Tuesday, December 25, 2012 you think of a cruise, what do you picture? Expansive, white sandy beaches bordering the clear, blue waters of the Caribbean? The beautiful, ancient ruins of Europe? Visiting many exotic destinations to explore culture and history? No matter how you picture it, the scenario is enhanced with a good deal or two.
On the other hand, shopping around for cruises is a confusing experience. Prices regularly fluctuate, practically changing daily. Discounts, as well, abound, but do you know what to look for? If not, consider these pointers for savings:

Like other industries, cruising has its ups and downs throughout the year. Fall and spring are considered weaker times, and prices, as a result, are some of the lowest around. But, depending upon the trip, keep in mind that weather during these months is more volatile; a storm on a Caribbean vacation, for instance, is more likely to result.
On the flip side of this, holidays and summer are the highest trafficked times of the year for cruises. If you're seeking savings on your next trip, steer clear of scheduling at these times.

Book Early or Late
Cruise prices change with time, but all have one pattern: the earlier you schedule, the better the price is, unless you decide to take advantage of last minute deals. Although this last minute deals, available less than two months in advance, may lower the price, scheduling six to nine months before is often a more solid strategy for finding a discount.

Other Factors
Smaller factors can lower the price of a cruise. Aside from scheduling and time of year, age - either for seniors or children - has a possibility to yield discounts. Similarly, if a ship is new to a port, if you live close to a port, or if you're a regular passenger has potential to lower a price.

How You Plan a Trip
Not all cruise accommodations are identical, and how you plan your trip further influences the price. Consider the cabin - a luxury stateroom or a smaller one without an ocean view - particularly, as well as activities. In some cases, if you're taking a cruise to see destinations, as opposed to simply enjoying the ride, opting for an economical option yields more money for exploring each port, be it for shopping, dining, or touring.

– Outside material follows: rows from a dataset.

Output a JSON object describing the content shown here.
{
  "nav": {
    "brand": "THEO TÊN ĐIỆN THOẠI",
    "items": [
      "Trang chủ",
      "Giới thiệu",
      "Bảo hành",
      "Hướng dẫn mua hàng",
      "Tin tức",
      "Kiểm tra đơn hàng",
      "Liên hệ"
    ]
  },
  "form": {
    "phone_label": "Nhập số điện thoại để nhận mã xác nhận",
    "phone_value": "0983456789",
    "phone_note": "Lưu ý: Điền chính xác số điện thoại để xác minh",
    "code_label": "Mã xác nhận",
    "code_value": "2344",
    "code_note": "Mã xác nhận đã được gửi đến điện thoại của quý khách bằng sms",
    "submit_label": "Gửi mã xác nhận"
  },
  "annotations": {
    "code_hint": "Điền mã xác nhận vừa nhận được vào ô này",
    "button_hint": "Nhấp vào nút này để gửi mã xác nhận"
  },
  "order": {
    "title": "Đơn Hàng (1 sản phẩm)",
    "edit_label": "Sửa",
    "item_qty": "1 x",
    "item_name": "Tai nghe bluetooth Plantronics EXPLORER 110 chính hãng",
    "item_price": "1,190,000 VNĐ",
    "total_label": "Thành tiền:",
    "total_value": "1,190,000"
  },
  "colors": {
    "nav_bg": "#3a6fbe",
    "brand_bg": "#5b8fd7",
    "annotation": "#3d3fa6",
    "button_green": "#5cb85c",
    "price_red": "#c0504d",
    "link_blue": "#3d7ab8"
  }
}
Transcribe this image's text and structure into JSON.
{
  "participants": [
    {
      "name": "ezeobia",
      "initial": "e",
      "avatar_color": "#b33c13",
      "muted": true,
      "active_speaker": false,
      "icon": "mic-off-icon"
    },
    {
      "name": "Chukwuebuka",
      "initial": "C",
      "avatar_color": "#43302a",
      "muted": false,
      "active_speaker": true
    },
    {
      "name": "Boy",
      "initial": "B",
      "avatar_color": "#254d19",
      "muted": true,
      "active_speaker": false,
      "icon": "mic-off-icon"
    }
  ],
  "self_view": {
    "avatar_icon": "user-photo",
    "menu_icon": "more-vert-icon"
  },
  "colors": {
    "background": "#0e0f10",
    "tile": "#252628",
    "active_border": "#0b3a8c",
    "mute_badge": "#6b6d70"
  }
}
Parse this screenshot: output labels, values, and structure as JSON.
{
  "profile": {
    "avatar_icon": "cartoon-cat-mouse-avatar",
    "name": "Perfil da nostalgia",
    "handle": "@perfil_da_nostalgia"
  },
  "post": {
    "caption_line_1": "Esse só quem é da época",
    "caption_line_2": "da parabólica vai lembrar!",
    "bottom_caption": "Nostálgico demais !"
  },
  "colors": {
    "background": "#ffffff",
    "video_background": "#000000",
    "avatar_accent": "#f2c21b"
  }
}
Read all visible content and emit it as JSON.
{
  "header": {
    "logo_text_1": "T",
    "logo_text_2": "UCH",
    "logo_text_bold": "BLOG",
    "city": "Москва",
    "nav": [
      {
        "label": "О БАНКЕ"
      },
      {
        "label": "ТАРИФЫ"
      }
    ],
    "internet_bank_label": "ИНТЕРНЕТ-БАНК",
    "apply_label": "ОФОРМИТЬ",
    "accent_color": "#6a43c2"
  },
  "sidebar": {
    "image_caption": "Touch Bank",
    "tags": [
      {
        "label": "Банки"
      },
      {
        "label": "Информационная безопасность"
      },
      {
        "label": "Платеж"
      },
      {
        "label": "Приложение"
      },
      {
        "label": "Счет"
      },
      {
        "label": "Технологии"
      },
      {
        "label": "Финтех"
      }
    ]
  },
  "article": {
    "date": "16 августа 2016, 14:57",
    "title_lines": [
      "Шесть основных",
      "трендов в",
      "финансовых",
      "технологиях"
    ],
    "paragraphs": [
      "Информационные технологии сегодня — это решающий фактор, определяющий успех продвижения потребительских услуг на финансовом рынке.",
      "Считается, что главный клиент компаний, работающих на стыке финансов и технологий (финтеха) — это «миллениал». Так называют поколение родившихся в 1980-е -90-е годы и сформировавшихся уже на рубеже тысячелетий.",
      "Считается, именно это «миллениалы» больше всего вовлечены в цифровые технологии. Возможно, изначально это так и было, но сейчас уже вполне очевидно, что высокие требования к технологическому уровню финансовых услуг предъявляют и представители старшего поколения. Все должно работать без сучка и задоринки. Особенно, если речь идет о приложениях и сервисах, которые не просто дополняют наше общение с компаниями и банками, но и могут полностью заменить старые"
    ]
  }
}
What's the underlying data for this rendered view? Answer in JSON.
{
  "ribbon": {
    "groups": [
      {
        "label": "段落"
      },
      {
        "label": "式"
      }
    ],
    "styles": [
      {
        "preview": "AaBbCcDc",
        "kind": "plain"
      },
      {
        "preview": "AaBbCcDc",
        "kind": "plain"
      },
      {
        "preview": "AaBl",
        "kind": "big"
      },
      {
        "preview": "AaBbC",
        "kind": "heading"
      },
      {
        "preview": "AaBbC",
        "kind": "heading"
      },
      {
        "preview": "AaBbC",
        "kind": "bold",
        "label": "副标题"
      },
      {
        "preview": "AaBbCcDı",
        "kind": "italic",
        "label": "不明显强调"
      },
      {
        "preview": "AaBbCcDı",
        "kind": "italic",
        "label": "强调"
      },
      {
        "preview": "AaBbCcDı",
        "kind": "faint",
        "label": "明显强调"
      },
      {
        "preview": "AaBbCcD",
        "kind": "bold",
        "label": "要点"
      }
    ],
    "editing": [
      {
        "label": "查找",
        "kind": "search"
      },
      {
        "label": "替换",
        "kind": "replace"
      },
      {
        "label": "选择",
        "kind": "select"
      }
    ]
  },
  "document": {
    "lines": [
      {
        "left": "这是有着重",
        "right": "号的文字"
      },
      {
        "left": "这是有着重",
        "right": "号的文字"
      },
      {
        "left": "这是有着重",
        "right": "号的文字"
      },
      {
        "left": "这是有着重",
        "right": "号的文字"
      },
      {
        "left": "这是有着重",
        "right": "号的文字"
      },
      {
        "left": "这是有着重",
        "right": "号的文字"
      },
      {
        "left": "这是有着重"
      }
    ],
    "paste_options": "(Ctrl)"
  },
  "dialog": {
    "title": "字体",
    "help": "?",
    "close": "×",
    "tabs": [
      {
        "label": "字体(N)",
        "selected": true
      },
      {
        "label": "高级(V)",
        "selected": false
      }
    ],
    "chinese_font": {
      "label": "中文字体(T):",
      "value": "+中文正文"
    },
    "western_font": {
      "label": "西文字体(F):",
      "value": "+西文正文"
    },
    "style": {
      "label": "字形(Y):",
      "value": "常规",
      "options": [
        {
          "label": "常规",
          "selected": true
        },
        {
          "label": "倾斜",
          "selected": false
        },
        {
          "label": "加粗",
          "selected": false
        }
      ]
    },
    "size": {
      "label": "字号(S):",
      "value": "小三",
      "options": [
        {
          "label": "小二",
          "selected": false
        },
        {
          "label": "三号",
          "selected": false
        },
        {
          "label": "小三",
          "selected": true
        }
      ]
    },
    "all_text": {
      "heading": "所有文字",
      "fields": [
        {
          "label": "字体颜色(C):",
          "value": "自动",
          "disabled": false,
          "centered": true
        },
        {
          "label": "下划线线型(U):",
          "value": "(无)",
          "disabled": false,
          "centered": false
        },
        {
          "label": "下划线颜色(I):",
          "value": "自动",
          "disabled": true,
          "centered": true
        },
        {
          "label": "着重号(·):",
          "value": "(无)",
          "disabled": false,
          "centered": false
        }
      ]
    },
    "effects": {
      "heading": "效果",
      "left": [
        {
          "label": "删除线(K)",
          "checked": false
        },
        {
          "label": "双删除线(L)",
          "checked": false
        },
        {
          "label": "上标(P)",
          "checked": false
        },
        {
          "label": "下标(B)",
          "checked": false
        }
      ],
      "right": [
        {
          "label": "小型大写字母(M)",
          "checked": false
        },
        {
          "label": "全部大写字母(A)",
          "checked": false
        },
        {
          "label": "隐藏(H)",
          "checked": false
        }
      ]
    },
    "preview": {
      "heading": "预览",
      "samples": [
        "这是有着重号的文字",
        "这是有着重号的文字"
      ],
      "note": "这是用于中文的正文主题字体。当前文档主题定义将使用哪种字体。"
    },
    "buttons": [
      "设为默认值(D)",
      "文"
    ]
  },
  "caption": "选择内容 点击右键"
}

Pre- and Post-Cruise Traveling
A significant aspect of planning a cruise is getting to and from the port. In many cases, taking a plane to the nearest airport is part of the trip. As this can be a considerable expense, find a cruise that leaves from the closest port or terminal - one is that is ideally within driving or public transit distance. Nevertheless, if you drive, budget the amount for parking into your total trip expenses.